Society & Culture
Every hive is different, but most vesparans conform to some universal principles. The queen rules all within and around her hive, commanding the unwavering loyalty of her daughters. She mates rarely, just enough to replenish the hive's numbers and, on occasion, to produce a new handmaiden to become her heir. Most of these handmaidens, each individually selected and groomed from childhood, become hive knights — guardians of the hive and bodyguards to their mother, helping to administrate and raise her lesser daughters. Only a handful of these hive knights will exist at once, perhaps 5% of the hive's total strength at most.
Hornets are itinerant warriors. Even the least of the hive's laborers is expected to be a master of the war spear and shield, and excepting its males, the entire hive can be mobilized for combat at a moment's notice. Any vesparan who cannot hold her own in battle soon finds herself exiled... or dies attempting to prove her mettle, a death worthy of honor among her sisters.
Unlike the peaceful and prosperous beefolk, vesparans do not produce much for themselves, and instead take what they need — often from the bees. In more civilized parts of the world, vesparan hives typically restrict themselves to fighting and raiding against uncivilized foes such as gnolls and wyverns, but where the foothold of civilization grows weaker, the hornets may grow brazen and aggressive against even human settlements.

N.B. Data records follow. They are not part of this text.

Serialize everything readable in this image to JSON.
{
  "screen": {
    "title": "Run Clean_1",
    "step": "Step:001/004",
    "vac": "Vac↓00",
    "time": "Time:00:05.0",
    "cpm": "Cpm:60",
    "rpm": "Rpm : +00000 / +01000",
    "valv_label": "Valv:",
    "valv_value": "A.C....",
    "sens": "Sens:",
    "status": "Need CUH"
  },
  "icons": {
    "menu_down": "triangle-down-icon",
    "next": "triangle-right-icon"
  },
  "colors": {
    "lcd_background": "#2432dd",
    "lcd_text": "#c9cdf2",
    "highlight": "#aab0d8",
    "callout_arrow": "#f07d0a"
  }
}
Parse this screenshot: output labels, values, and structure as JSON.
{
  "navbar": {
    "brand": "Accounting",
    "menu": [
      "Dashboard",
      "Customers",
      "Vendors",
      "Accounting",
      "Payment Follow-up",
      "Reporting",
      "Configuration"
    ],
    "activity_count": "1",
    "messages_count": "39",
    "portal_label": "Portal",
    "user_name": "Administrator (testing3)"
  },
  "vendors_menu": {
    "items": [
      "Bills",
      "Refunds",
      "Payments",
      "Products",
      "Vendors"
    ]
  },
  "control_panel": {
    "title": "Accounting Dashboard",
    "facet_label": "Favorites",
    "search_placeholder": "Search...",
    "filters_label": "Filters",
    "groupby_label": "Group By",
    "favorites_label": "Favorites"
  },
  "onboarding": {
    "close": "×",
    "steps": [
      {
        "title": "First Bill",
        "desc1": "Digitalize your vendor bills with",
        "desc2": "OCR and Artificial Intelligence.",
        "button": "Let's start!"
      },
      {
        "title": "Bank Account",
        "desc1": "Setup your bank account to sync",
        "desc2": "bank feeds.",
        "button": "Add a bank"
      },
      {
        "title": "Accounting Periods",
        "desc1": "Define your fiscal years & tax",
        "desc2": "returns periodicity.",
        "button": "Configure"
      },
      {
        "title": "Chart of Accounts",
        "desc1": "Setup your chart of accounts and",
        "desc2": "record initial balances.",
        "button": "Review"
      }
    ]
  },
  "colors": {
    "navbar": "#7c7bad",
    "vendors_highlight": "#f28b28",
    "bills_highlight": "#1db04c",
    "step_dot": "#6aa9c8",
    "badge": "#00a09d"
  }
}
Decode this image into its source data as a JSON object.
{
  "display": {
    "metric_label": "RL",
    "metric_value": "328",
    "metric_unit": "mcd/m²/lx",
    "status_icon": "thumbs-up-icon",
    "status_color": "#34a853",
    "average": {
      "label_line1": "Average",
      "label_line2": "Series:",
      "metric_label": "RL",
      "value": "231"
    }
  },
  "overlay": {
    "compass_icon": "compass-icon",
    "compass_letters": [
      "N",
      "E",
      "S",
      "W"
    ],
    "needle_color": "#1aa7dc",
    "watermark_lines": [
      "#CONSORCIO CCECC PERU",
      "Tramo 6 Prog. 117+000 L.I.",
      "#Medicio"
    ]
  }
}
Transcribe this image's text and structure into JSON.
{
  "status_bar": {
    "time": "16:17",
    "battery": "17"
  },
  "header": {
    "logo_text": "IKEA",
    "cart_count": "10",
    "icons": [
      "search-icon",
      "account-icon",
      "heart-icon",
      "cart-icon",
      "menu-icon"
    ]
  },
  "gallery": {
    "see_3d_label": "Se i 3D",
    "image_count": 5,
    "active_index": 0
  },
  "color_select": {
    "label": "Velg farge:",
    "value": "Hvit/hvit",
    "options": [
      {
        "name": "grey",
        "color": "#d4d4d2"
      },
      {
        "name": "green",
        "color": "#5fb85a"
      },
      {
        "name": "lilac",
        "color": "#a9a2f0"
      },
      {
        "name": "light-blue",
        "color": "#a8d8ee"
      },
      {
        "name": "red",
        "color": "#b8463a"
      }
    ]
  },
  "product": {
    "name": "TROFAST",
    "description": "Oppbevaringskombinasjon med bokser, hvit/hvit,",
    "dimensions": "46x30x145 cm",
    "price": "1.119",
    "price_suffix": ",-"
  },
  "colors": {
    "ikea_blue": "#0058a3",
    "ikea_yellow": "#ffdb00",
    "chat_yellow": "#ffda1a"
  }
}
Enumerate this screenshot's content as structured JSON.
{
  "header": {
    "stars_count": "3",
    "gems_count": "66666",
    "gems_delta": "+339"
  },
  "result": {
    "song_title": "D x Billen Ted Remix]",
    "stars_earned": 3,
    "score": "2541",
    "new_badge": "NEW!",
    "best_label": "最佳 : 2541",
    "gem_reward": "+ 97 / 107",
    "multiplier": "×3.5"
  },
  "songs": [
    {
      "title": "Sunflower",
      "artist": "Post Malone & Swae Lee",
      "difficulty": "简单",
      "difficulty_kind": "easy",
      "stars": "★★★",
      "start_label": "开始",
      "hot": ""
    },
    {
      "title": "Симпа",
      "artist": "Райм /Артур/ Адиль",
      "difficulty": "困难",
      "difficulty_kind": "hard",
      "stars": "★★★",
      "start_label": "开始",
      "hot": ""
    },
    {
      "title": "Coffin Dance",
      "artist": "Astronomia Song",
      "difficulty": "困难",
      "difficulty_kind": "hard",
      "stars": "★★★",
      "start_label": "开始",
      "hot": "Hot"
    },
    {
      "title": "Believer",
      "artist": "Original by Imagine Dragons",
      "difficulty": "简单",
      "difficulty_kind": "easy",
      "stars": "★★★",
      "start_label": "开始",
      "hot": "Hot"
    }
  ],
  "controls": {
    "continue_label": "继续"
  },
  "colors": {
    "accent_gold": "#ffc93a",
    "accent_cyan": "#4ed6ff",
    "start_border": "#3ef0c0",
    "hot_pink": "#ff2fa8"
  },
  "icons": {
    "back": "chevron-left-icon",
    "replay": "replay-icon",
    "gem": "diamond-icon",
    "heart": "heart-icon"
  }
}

How daring the hive's raids grow depends largely on the queen's personality, and may change generation to generation. However, no hornet queen in history has been shown to wholly shrug off the temptation of conquest; theirs is not a race of farmers and honey-brewers, but of warriors. The lust for battle exists in the heart of every vesparan, even the males, and it must be allowed to out from time to time, or hives may well descend into internal chaos until the most ruthless and violent of all the former queen's handmaidens seizes control and turns her sisters outwards on their neighbors.
Only one of the conditions below must be met to unlock the Vesparans Codex entry:
- Met the Hornet Workers
No such transformative items exist yet